The Chevrolet Camaro and Ford Mustang are bitter rivals but they have plenty in common. A quick check list reveals both are rear-wheel drive, both are available in coupe and convertible body styles and both offer four- and eight-cylinder engines. Both also received an unfortunate facelift.
The Mustang was the first out of the gate as the company unveiled the facelifted model back in January of 2017. While the exterior styling changes weren’t too drastic, Ford’s design team managed to mess up one of the best looking Mustangs in decades.
While styling is always subjective, this facelift is worthy of a malpractice suit as it gave the sleek and sporty looking model a face that’s difficult to describe over a year later.
Putting the nit-picking aside, the Mustang received a revised grille, a new front splitter and a modified bumper with odd-looking air intakes. Designers also installed restyled lighting units, updated front fenders and a new hood.
Thankfully the rear of the car was spared a similar treatment as designers mainly focused on creating new taillights and a redesigned exhaust system on the Mustang GT.
Meanwhile, designers at Chevrolet took years to decide it was time to give the Camaro a bolder design that didn’t feel like a facelift of a facelift. Unfortunately, their answer was to smash the Camaro’s face in.
Unveiled earlier this week to a mostly negative response, the 2019 Camaro has a “performance-driven design” that the automaker calls “distinctive.” Chevrolet says the changes – which primarily revolved around changing the grille, front fascia and hood – were made to optimize air flow to either reduce drag or improve cooling.
The changes aren’t universally bad as designers gave the various trim levels unique styling details. However, the sportiest of the bunch, the Camaro SS, looks like it had its nose cut off. The resulting design is a nearly vertical mass of shapes which is barely broken up by “aero-enhancing air curtains” and a slim black bar with a “flowtie.”
Designers also made a series of other changes but the modifications out back are fairly limited. They include a new fascia, eye-catching taillights and specific diffusers on RS and SS variants when equipped with the dual mode exhaust system.

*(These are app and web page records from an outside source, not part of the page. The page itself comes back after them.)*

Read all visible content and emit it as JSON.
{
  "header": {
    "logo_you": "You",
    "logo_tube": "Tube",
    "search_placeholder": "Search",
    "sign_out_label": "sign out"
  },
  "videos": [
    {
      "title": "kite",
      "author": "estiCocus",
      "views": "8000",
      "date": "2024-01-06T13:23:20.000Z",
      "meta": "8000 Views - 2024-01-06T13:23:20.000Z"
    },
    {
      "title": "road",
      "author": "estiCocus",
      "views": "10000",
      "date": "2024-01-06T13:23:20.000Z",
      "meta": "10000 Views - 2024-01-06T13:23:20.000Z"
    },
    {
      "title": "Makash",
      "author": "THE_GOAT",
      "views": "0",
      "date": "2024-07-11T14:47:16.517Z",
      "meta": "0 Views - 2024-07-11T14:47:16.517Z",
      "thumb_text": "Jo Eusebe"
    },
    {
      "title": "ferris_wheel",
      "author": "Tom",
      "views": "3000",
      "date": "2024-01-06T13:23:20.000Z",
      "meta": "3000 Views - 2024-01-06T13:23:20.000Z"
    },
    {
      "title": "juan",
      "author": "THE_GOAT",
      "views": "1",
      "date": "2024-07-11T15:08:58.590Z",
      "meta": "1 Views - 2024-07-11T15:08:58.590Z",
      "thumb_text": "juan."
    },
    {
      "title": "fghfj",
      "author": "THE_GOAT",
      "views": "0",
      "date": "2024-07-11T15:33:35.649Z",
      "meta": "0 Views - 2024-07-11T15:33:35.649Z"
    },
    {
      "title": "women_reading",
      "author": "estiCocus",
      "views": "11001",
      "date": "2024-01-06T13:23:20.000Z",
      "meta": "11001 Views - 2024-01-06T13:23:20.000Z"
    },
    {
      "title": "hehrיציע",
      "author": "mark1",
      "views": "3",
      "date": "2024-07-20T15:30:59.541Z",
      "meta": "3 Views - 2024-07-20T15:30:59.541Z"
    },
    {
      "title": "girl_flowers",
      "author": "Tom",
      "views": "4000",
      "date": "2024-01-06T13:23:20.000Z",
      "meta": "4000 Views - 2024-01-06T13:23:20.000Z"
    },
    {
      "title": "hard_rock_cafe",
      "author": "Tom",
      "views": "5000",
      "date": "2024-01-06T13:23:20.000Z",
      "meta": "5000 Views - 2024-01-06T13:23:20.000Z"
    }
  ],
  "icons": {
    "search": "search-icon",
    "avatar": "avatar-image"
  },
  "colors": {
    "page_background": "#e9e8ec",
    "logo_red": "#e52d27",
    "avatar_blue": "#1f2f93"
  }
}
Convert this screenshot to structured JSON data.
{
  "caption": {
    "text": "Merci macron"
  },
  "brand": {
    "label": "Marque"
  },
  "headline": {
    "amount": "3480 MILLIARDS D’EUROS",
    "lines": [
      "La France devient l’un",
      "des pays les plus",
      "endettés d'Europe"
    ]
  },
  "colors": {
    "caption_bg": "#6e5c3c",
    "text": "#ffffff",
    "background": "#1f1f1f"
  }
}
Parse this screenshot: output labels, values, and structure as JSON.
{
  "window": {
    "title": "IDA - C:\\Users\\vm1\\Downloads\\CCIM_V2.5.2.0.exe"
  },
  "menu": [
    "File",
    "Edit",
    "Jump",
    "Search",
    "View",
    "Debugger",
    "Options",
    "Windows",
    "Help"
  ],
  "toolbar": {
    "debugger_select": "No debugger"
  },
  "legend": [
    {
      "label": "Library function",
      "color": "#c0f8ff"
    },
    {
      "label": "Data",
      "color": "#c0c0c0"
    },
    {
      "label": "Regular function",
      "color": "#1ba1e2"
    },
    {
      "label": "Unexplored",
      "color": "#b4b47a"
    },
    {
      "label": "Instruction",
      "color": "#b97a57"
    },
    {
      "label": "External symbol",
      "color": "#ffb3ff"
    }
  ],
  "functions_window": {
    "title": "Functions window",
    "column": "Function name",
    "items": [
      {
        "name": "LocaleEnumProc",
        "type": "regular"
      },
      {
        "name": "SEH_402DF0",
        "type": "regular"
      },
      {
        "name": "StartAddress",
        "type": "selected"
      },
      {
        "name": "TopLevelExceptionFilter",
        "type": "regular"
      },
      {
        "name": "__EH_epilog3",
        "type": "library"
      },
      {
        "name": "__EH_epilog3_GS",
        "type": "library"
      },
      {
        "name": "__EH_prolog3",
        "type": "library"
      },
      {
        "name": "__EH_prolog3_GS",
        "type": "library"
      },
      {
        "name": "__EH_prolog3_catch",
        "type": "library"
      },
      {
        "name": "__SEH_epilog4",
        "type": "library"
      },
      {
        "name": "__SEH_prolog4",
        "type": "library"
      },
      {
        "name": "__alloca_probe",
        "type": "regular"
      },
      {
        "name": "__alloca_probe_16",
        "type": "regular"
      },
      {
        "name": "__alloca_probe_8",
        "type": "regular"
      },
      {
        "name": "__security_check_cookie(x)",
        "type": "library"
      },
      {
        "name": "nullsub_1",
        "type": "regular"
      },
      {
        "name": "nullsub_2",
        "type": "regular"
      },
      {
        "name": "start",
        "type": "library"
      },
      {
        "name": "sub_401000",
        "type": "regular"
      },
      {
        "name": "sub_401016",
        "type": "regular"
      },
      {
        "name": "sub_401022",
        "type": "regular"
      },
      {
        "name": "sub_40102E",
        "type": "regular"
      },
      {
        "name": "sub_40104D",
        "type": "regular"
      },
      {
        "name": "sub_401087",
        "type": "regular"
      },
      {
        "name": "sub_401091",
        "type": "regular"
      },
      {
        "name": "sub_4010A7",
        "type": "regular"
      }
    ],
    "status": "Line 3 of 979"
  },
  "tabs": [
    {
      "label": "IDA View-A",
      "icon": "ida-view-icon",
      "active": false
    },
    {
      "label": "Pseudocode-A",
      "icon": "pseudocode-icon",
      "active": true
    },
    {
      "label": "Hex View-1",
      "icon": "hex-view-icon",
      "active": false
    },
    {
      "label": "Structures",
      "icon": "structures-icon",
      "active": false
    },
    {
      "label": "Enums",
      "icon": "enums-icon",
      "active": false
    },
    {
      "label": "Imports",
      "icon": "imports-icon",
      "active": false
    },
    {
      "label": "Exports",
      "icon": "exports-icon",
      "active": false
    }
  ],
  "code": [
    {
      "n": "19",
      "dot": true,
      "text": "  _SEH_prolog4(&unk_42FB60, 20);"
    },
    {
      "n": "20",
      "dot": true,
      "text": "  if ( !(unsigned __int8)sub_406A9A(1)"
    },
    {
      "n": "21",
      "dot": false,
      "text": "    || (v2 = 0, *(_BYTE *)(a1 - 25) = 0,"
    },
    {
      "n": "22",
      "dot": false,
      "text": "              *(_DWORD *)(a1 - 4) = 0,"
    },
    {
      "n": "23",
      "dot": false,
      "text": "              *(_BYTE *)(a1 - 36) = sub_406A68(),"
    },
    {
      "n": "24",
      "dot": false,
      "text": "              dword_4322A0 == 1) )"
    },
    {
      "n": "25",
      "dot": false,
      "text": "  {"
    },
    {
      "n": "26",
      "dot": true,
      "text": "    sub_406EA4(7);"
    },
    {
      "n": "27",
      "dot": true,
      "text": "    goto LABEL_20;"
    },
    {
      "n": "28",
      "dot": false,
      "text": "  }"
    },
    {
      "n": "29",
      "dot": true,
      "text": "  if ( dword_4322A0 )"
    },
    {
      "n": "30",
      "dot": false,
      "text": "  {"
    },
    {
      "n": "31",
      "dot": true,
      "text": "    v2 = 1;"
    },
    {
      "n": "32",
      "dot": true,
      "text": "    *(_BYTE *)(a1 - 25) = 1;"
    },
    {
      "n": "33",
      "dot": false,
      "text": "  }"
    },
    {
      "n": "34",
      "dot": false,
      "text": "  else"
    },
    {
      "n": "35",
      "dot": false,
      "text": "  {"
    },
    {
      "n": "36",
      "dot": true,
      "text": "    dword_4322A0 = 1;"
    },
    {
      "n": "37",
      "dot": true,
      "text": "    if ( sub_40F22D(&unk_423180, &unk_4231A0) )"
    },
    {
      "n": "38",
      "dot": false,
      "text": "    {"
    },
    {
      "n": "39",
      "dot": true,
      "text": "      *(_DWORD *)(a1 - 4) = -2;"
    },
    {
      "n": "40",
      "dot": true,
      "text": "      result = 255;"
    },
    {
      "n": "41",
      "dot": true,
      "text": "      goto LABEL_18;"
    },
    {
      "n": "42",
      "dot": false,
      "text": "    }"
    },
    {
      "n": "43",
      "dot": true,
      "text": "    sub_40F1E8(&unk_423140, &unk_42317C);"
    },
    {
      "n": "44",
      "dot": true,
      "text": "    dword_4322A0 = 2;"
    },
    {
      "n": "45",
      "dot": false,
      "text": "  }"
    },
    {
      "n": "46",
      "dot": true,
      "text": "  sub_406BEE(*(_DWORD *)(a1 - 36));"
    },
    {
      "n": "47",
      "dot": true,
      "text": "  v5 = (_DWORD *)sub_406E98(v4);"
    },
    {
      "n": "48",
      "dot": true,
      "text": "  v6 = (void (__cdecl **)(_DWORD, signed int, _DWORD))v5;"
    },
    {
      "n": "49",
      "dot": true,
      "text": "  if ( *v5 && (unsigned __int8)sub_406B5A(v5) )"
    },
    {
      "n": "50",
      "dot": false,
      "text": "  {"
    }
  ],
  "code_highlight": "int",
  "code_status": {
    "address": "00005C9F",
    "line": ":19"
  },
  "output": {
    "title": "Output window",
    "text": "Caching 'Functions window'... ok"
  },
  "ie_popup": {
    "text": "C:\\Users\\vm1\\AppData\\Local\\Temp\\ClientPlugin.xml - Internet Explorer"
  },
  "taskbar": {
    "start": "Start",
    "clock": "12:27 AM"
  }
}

Both companies can point to a number of reasons to why they designed the cars the way they did but it’s important to note nobody buys a muscle car because they’re practical, responsible or produce slightly less lift than before. People buy them because they’re fun to drive and look good – occasionally.